 I'm a director at a small (25 ppl) software company.  And we've been downsizing slowly over the past few years.  And like many organizations we're asking people to take on more responsibilities.

In the organization, we have few competencies in Marketing in general.  I've been asked to take on leadership of the marketing guys (1.5 ppl); even though my core-competency is not in marketing.  So far, I've been leading the technology product group which is relatively stable recently.  

I know that (in general) every hour spent on improving marketing is better for the organization than every incremental hour on technology. I'm just not sure if i'm the best person to take it on.  I can do it, learn, make mistakes along the way and make some improvements; however i'm not sure if this is the most effective way to move forward.  Should i force the issue and ask to hire a specialist (at further expense), or take on the challenge and figure it out?

GlennR's picture

Think about these reasons

  1. If you're downsizing, it hardly seems the right thing to do to recommend a new position be created. That could strike a discordant note with some. This is stepping in to help your organization out. What better way to demonstrate that you're a team player.
  2. Learning a new subject will make you smarter. It will enable you to look at your core position in ways you haven't thought of before. Marketing, like sales, is all about persuasion. It will help you "sell" your ideas to your internal customers and will assist in creating strategies to sell your technology products to your external customers. At this level it removes the middle man. I wouldn't be surprised to see your marketing skill eventually help improve your products as they become more customer-centric.
  3. Your new skill may make you more "marketable" (yea, I did that) in the years to come as other positions open up. Both the skill itself and the can do attitude you would have adopted should be remembered and rewarded. (Or captured on your resume for external posititons.)
  4. Having a background in marketing could enable you to be a better senior manager down the road.

Try it. What have you got to lose? If your stint as marketing director is not successful, then they should cut you some slack because you're "a technology product guy." At that point, perhaps they'll hire someone.

One last thing.This has happened to me. If you take this on, the first time you meet with your marketing folks, let them know you know they are smarter than you. My software people are smarter than me. They know that. I know that. I told them that from day one. I have no problem calling one of them and saying, Hey, I'm about to ask a Stupid Software Question." Don't be afraid to ask "Stupid Marketing Questions." 

Here's one of my favorite quotes:

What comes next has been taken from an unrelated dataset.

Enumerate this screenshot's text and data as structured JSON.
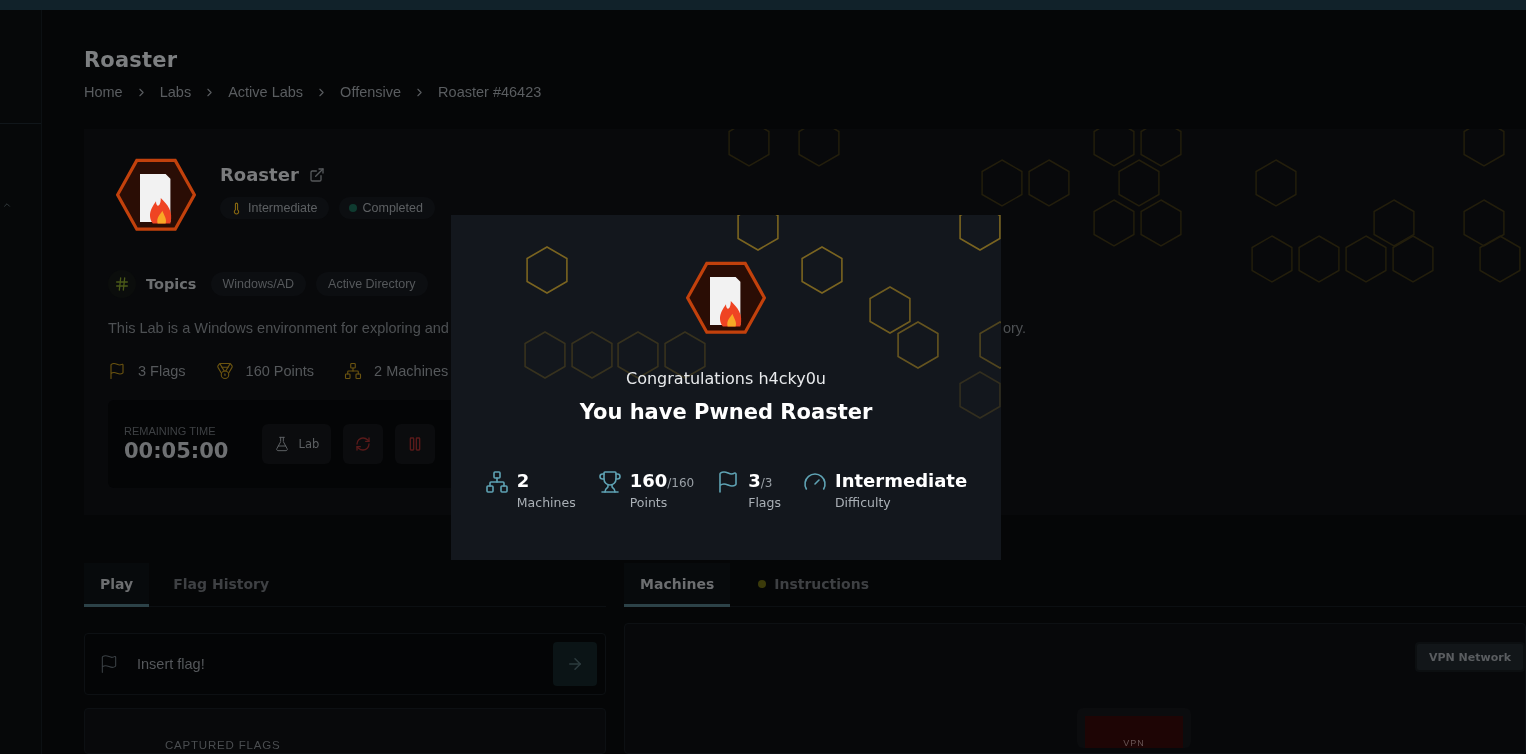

“But there’s no substitute for getting smarter faster. And the way you get smarter is to screw around vigorously. Try stuff. See what works. See what fails miserably. Learn. Rinse. Repeat.”

 --Tom Peters, quoted in “Fast Company” Dec. 2001.